Professional scammers have launched millions of automated phone calls and text messages to target cryptocurrency users following the FTX demise and trick them out of their information and funds.
Clayton LiaBraaten, Senior Executive Advisor of Truecaller, an app that helps identify scam callers and messages, told Cointelegraph:
“Scammers like volatility and current affairs. Whenever they try to surf the contours of something very disruptive in the market, they have great success.
LiaBraaten said Truecaller also saw an increase in fraudulent communications related to Bitcoin (Bitcoin) and other cryptocurrencies in early 2022 when the market starts to show volatility.
He added that “agents” are ultimately looking for steal funds It launches millions of automated “robocalls” and texts to try to capture people’s “fear, curiosity, and sometimes generosity.”
Phone numbers can be obtained in a number of ways. data breach vitools that leaked millions of figures or gleaned information from social media platforms.
Ann impersonation fraud This is most commonly seen with Truecaller, where malicious actors pretend to represent major cryptocurrency exchanges, corporate support desks, and similar organizations. Scammers also try to justify themselves by publishing their phone numbers on fake copycat websites.
According to LiaBraaten, young people are often targeted by scammers because they “publish so much information on social media that there is so much information out there about them.”
“They use the same handle for Bitcoin forums as they do for TikTok and all these social media platforms. […] It is very easy to create and target data graphs about these individuals. There are many factors that social engineers should oppose to the younger generation. ”
The wealth of information people publish online allows scammers to send contextual messages and calls to their intended targets, making malicious communications more convincing.
“They are good psychologists and social engineers, so they will do whatever they can to bring something to the table,” says LiaBraaten.
The first call or text doesn’t always lead to results financial fraud According to LiaBraaten, agents first try to obtain or verify information about the target in order to build trust.
“They are building more and more details about their persona, and if they collect enough information, yes, they will try to access your crypto wallet.”
“There are a lot of people who don’t understand cryptocurrencies very well,” said Lia Braaten. “They are targeting vulnerable people, so very savvy crypto enthusiasts are unlikely to fall prey to this. because there is.”

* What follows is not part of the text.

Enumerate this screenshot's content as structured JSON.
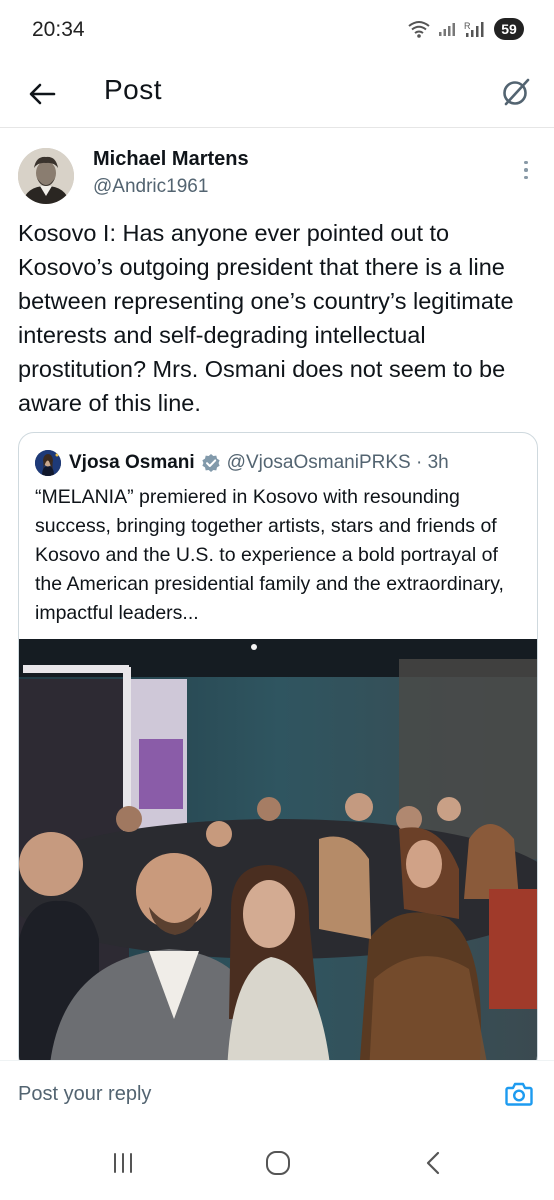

regardless of one’s ability detect fraudhe said anyone who calls or sends messages asking for personal information or passwords should not engage with anyone and should only use official channels.
“One of the worst things you can do is keep on the phone with these guys because it’s their mission to free you from your cryptocurrency. Moments of vulnerability, guess yourself We need one minute to do it, and then they go racing.”
In February, Binance CEO Changpeng “CZ” Zhao announced a “massive” SMS Phishing Targets Binance Customers.
The scam sent users a text message with a link to cancel their withdrawals and directed them to a fake website designed to collect their login credentials.